In Arizona, like in many other states, dismissing a second mortgage on a house when you have equity is challenging and often not possible through bankruptcy alone. Here are the primary reasons why you can’t typically dismiss a second mortgage in such a situation.
Secured Debt vs. Unsecured Debt
In bankruptcy, debts are categorized as either secured or unsecured. A second mortgage is a type of secured debt because it is backed by the collateral, which is your house. The lender has a legal claim on your property until the debt is paid off. When you have equity in your home, it means that the value of your home exceeds the amount owed on the first mortgage. In bankruptcy, you generally cannot dismiss secured debts and keep the property unless you surrender the collateral (in this case, your house).

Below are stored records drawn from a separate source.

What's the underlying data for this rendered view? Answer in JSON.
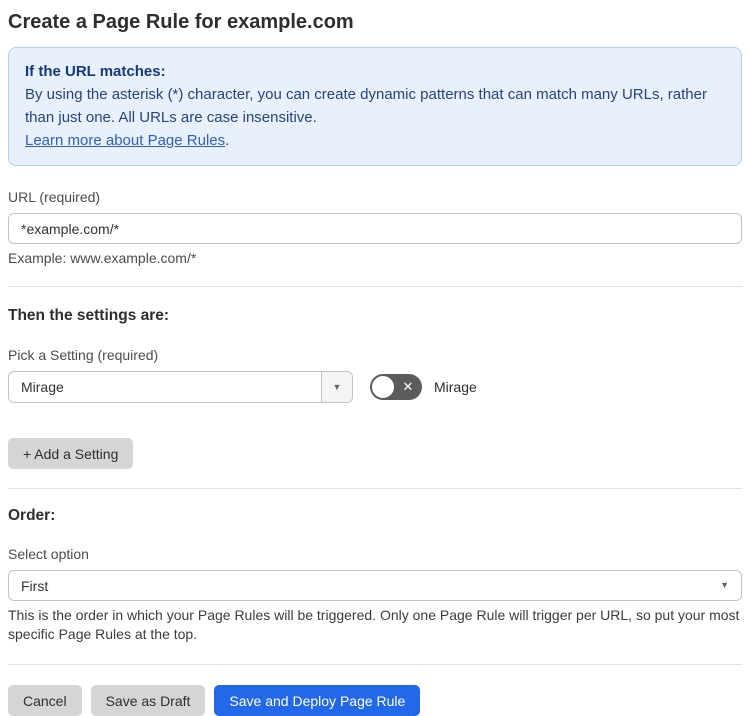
{
  "page": {
    "title": "Create a Page Rule for example.com"
  },
  "info_box": {
    "heading": "If the URL matches:",
    "body": "By using the asterisk (*) character, you can create dynamic patterns that can match many URLs, rather than just one. All URLs are case insensitive.",
    "link_label": "Learn more about Page Rules",
    "link_suffix": "."
  },
  "url_field": {
    "label": "URL (required)",
    "value": "*example.com/*",
    "hint": "Example: www.example.com/*"
  },
  "settings_section": {
    "heading": "Then the settings are:",
    "picker_label": "Pick a Setting (required)",
    "picker_value": "Mirage",
    "toggle_label": "Mirage",
    "toggle_state": "off",
    "add_button_label": "+ Add a Setting"
  },
  "order_section": {
    "heading": "Order:",
    "select_label": "Select option",
    "select_value": "First",
    "help_text": "This is the order in which your Page Rules will be triggered. Only one Page Rule will trigger per URL, so put your most specific Page Rules at the top."
  },
  "footer": {
    "cancel_label": "Cancel",
    "save_draft_label": "Save as Draft",
    "save_deploy_label": "Save and Deploy Page Rule"
  },
  "icons": {
    "dropdown_arrow": "▼",
    "toggle_x": "✕"
  },
  "colors": {
    "accent_blue": "#2268e8",
    "info_bg": "#e8f1fb",
    "info_border": "#b0d0ef",
    "info_text": "#27447f",
    "info_heading": "#14397d",
    "link_blue": "#2c5fc7",
    "toggle_off_bg": "#5c5c5c",
    "button_gray": "#d5d5d5"
  }
}
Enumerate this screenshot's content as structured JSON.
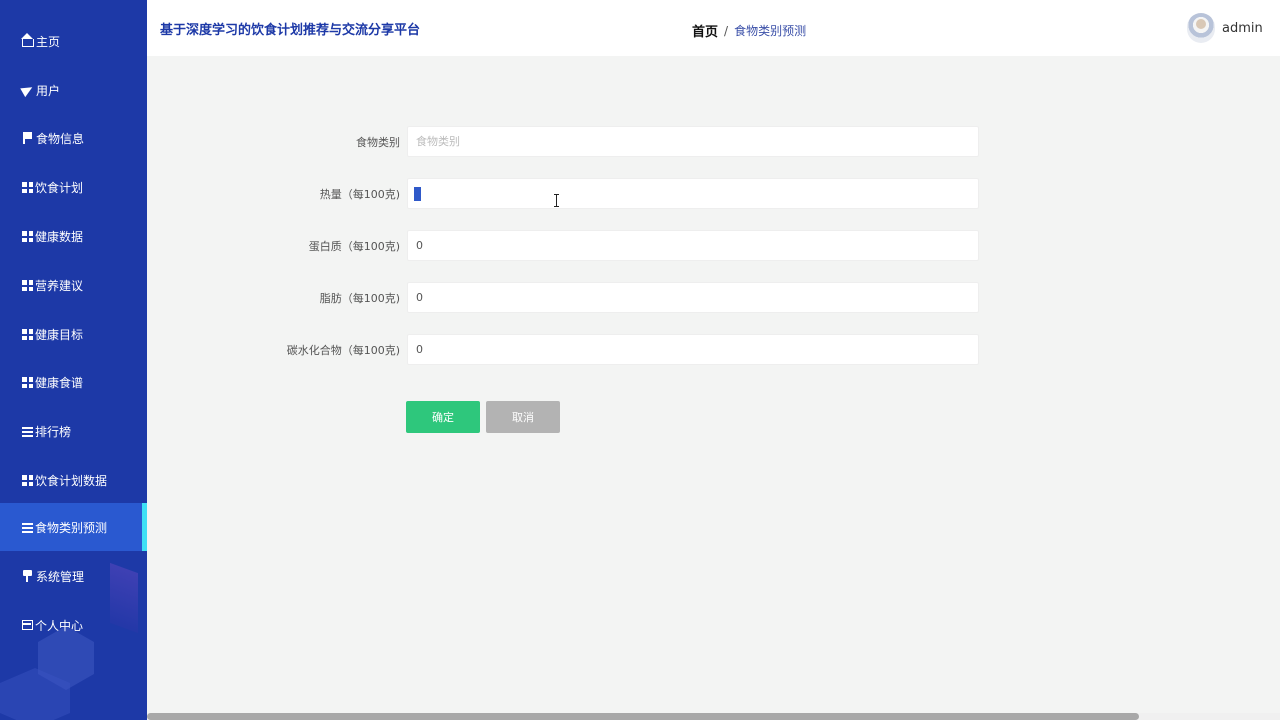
{
  "app": {
    "title": "基于深度学习的饮食计划推荐与交流分享平台"
  },
  "breadcrumb": {
    "home": "首页",
    "separator": "/",
    "current": "食物类别预测"
  },
  "user": {
    "name": "admin",
    "avatar_icon": "avatar-icon"
  },
  "sidebar": {
    "items": [
      {
        "label": "主页",
        "icon": "home-icon"
      },
      {
        "label": "用户",
        "icon": "paper-plane-icon"
      },
      {
        "label": "食物信息",
        "icon": "flag-icon"
      },
      {
        "label": "饮食计划",
        "icon": "grid-icon"
      },
      {
        "label": "健康数据",
        "icon": "grid-icon"
      },
      {
        "label": "营养建议",
        "icon": "grid-icon"
      },
      {
        "label": "健康目标",
        "icon": "grid-icon"
      },
      {
        "label": "健康食谱",
        "icon": "grid-icon"
      },
      {
        "label": "排行榜",
        "icon": "list-icon"
      },
      {
        "label": "饮食计划数据",
        "icon": "grid-icon"
      },
      {
        "label": "食物类别预测",
        "icon": "list-icon",
        "active": true
      },
      {
        "label": "系统管理",
        "icon": "pin-icon"
      },
      {
        "label": "个人中心",
        "icon": "window-icon"
      }
    ],
    "active_index": 10
  },
  "form": {
    "fields": [
      {
        "label": "食物类别",
        "value": "",
        "placeholder": "食物类别"
      },
      {
        "label": "热量（每100克)",
        "value": "0",
        "placeholder": ""
      },
      {
        "label": "蛋白质（每100克)",
        "value": "0",
        "placeholder": ""
      },
      {
        "label": "脂肪（每100克)",
        "value": "0",
        "placeholder": ""
      },
      {
        "label": "碳水化合物（每100克)",
        "value": "0",
        "placeholder": ""
      }
    ],
    "confirm_label": "确定",
    "cancel_label": "取消"
  },
  "colors": {
    "sidebar_bg": "#1d39a7",
    "sidebar_active": "#2a59d0",
    "active_indicator": "#3ee0f5",
    "title_color": "#1d39a7",
    "confirm_button": "#2ec77c",
    "cancel_button": "#b3b3b3"
  }
}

Chapter 13 Bankruptcy
In some cases, individuals may explore Chapter 13 bankruptcy as a way to address second mortgages. Chapter 13 allows for a process called “lien stripping” if certain conditions are met. Lien stripping can potentially remove a second mortgage and treat it as an unsecured debt if the value of the property is less than the balance of the first mortgage. However, this option is not available if you have equity in the property.
Equity & Exemptions
Arizona has specific bankruptcy exemptions that allow you to protect certain property, including a portion of your home equity. If you have significant equity in your home, you may not be able to claim the full amount as exempt. In this case, the bankruptcy court may require you to pay unsecured creditors, including the second mortgage holder, through your Chapter 13 repayment plan.
Cramdown vs. Lien Stripping
Cramdown and lien stripping are two different processes used in Chapter 13 bankruptcy. A cramdown allows you to reduce the principal balance of a secured debt to the fair market value of the collateral. While this can be applied to other secured debts like car loans, it generally does not apply to residential mortgages, including second mortgages.
In a Chapter 13 bankruptcy, you are required to propose a repayment plan to the court. This plan outlines how you will pay off your debts over a specified period, usually three to five years. If you have equity in your home, your repayment plan may need to include provisions for repaying the second mortgage to some extent.
Seek an Experienced Arizona Bankruptcy Lawyer
It’s essential to consult with a bankruptcy attorney in Arizona who can evaluate your specific situation, assess the state’s bankruptcy laws, and guide you through the process. Your attorney can help you understand your options, including the treatment of second mortgages in bankruptcy, based on your circumstances.
If you’re facing overwhelming debt that is impacting your personal, professional, or family life, it may be worthwhile to explore bankruptcy as a potential solution for debt relief. Our highly experienced Arizona bankruptcy law firm is here to assist you. At Chapter Bankruptcy Lawyers, we are dedicated to protecting your rights and leveraging our deep knowledge of bankruptcy law to your advantage.
We understand the challenges you’re facing, and our priority is to guide you toward a debt-free future. Whether you’re dealing with property concerns, wage garnishment, or burdensome credit card debt, our legal services begin with your initial step toward financial relief. Our committed bankruptcy team will stand by you at every stage of the process, offering expert advice and advocating for your best interests in discharging your debt.
Moreover, our Arizona-based bankruptcy law firm places a strong emphasis on clear communication with our clients and providing effective guidance throughout the bankruptcy process. We recognize that coping with financial stress and contemplating bankruptcy can be incredibly difficult. Whether you’re considering a Chapter 7 bankruptcy or a Chapter 13 bankruptcy, rest assured that we are here to support you in achieving financial freedom, regardless of the reasons behind your decision to file for bankruptcy. Contact us today.